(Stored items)
════════════════

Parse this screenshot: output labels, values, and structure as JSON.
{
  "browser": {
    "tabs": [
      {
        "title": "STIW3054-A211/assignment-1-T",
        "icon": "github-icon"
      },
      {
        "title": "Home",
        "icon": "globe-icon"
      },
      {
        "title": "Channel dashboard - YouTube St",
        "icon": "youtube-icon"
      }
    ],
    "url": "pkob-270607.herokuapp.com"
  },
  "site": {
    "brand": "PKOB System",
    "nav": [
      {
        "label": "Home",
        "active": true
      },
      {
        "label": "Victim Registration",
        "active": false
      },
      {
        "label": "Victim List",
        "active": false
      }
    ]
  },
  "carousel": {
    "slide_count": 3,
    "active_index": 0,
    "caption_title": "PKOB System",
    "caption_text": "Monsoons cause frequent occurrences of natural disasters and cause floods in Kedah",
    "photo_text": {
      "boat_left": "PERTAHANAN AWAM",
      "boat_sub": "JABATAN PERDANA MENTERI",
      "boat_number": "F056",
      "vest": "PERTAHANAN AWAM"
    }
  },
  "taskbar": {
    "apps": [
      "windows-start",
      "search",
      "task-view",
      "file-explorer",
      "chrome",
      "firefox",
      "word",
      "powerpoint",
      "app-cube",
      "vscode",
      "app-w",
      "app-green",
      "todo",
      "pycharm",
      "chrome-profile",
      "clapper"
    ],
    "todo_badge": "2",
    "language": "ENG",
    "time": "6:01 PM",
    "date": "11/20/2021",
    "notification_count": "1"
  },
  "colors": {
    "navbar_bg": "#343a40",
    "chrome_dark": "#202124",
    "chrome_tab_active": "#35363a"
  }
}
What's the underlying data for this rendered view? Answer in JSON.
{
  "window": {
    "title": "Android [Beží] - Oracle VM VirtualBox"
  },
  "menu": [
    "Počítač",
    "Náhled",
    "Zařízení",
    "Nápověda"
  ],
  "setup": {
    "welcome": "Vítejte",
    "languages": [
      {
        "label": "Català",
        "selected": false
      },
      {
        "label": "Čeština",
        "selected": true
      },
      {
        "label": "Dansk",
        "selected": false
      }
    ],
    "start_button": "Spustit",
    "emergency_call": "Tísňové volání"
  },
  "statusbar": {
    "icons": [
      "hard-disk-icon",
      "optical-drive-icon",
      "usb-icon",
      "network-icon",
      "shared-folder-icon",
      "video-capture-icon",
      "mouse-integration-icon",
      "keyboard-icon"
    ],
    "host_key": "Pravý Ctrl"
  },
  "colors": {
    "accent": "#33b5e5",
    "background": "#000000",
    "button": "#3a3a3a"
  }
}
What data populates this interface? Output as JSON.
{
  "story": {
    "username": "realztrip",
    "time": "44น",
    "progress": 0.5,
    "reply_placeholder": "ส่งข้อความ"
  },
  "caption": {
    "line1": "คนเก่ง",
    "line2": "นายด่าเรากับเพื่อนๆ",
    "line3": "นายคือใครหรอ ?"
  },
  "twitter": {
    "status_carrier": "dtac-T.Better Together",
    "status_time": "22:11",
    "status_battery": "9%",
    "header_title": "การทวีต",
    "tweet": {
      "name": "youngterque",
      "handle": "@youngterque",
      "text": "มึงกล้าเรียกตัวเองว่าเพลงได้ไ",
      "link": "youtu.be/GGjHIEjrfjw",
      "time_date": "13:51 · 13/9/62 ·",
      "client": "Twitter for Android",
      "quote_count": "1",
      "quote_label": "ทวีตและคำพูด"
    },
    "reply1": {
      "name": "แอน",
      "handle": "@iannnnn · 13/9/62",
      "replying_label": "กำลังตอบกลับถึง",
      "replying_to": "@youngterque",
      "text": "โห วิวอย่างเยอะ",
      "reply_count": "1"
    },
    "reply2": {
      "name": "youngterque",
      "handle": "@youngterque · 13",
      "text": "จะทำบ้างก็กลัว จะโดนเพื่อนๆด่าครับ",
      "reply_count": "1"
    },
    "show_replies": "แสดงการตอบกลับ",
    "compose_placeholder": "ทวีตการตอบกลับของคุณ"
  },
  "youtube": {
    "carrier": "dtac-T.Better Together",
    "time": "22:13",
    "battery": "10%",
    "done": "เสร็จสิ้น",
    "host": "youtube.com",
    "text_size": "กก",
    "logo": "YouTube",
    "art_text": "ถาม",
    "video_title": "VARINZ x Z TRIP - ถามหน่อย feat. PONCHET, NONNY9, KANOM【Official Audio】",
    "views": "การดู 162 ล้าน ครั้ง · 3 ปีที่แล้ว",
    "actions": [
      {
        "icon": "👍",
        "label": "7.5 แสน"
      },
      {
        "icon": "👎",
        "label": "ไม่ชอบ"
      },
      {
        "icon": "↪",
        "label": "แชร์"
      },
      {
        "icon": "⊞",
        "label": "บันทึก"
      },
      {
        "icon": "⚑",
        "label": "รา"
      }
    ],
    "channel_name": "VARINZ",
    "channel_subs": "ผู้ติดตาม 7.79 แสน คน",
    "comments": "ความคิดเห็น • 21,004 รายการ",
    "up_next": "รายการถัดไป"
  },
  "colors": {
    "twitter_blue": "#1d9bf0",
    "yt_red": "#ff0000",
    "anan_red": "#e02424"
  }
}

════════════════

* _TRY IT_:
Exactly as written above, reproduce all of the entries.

* _RESULT BELOW_:
Parse this screenshot: output labels, values, and structure as JSON.
{
  "browser": {
    "tabs": [
      {
        "title": "STIW3054-A211/assignment-1-T",
        "icon": "github-icon"
      },
      {
        "title": "Home",
        "icon": "globe-icon"
      },
      {
        "title": "Channel dashboard - YouTube St",
        "icon": "youtube-icon"
      }
    ],
    "url": "pkob-270607.herokuapp.com"
  },
  "site": {
    "brand": "PKOB System",
    "nav": [
      {
        "label": "Home",
        "active": true
      },
      {
        "label": "Victim Registration",
        "active": false
      },
      {
        "label": "Victim List",
        "active": false
      }
    ]
  },
  "carousel": {
    "slide_count": 3,
    "active_index": 0,
    "caption_title": "PKOB System",
    "caption_text": "Monsoons cause frequent occurrences of natural disasters and cause floods in Kedah",
    "photo_text": {
      "boat_left": "PERTAHANAN AWAM",
      "boat_sub": "JABATAN PERDANA MENTERI",
      "boat_number": "F056",
      "vest": "PERTAHANAN AWAM"
    }
  },
  "taskbar": {
    "apps": [
      "windows-start",
      "search",
      "task-view",
      "file-explorer",
      "chrome",
      "firefox",
      "word",
      "powerpoint",
      "app-cube",
      "vscode",
      "app-w",
      "app-green",
      "todo",
      "pycharm",
      "chrome-profile",
      "clapper"
    ],
    "todo_badge": "2",
    "language": "ENG",
    "time": "6:01 PM",
    "date": "11/20/2021",
    "notification_count": "1"
  },
  "colors": {
    "navbar_bg": "#343a40",
    "chrome_dark": "#202124",
    "chrome_tab_active": "#35363a"
  }
}
What's the underlying data for this rendered view? Answer in JSON.
{
  "window": {
    "title": "Android [Beží] - Oracle VM VirtualBox"
  },
  "menu": [
    "Počítač",
    "Náhled",
    "Zařízení",
    "Nápověda"
  ],
  "setup": {
    "welcome": "Vítejte",
    "languages": [
      {
        "label": "Català",
        "selected": false
      },
      {
        "label": "Čeština",
        "selected": true
      },
      {
        "label": "Dansk",
        "selected": false
      }
    ],
    "start_button": "Spustit",
    "emergency_call": "Tísňové volání"
  },
  "statusbar": {
    "icons": [
      "hard-disk-icon",
      "optical-drive-icon",
      "usb-icon",
      "network-icon",
      "shared-folder-icon",
      "video-capture-icon",
      "mouse-integration-icon",
      "keyboard-icon"
    ],
    "host_key": "Pravý Ctrl"
  },
  "colors": {
    "accent": "#33b5e5",
    "background": "#000000",
    "button": "#3a3a3a"
  }
}
What data populates this interface? Output as JSON.
{
  "story": {
    "username": "realztrip",
    "time": "44น",
    "progress": 0.5,
    "reply_placeholder": "ส่งข้อความ"
  },
  "caption": {
    "line1": "คนเก่ง",
    "line2": "นายด่าเรากับเพื่อนๆ",
    "line3": "นายคือใครหรอ ?"
  },
  "twitter": {
    "status_carrier": "dtac-T.Better Together",
    "status_time": "22:11",
    "status_battery": "9%",
    "header_title": "การทวีต",
    "tweet": {
      "name": "youngterque",
      "handle": "@youngterque",
      "text": "มึงกล้าเรียกตัวเองว่าเพลงได้ไ",
      "link": "youtu.be/GGjHIEjrfjw",
      "time_date": "13:51 · 13/9/62 ·",
      "client": "Twitter for Android",
      "quote_count": "1",
      "quote_label": "ทวีตและคำพูด"
    },
    "reply1": {
      "name": "แอน",
      "handle": "@iannnnn · 13/9/62",
      "replying_label": "กำลังตอบกลับถึง",
      "replying_to": "@youngterque",
      "text": "โห วิวอย่างเยอะ",
      "reply_count": "1"
    },
    "reply2": {
      "name": "youngterque",
      "handle": "@youngterque · 13",
      "text": "จะทำบ้างก็กลัว จะโดนเพื่อนๆด่าครับ",
      "reply_count": "1"
    },
    "show_replies": "แสดงการตอบกลับ",
    "compose_placeholder": "ทวีตการตอบกลับของคุณ"
  },
  "youtube": {
    "carrier": "dtac-T.Better Together",
    "time": "22:13",
    "battery": "10%",
    "done": "เสร็จสิ้น",
    "host": "youtube.com",
    "text_size": "กก",
    "logo": "YouTube",
    "art_text": "ถาม",
    "video_title": "VARINZ x Z TRIP - ถามหน่อย feat. PONCHET, NONNY9, KANOM【Official Audio】",
    "views": "การดู 162 ล้าน ครั้ง · 3 ปีที่แล้ว",
    "actions": [
      {
        "icon": "👍",
        "label": "7.5 แสน"
      },
      {
        "icon": "👎",
        "label": "ไม่ชอบ"
      },
      {
        "icon": "↪",
        "label": "แชร์"
      },
      {
        "icon": "⊞",
        "label": "บันทึก"
      },
      {
        "icon": "⚑",
        "label": "รา"
      }
    ],
    "channel_name": "VARINZ",
    "channel_subs": "ผู้ติดตาม 7.79 แสน คน",
    "comments": "ความคิดเห็น • 21,004 รายการ",
    "up_next": "รายการถัดไป"
  },
  "colors": {
    "twitter_blue": "#1d9bf0",
    "yt_red": "#ff0000",
    "anan_red": "#e02424"
  }
}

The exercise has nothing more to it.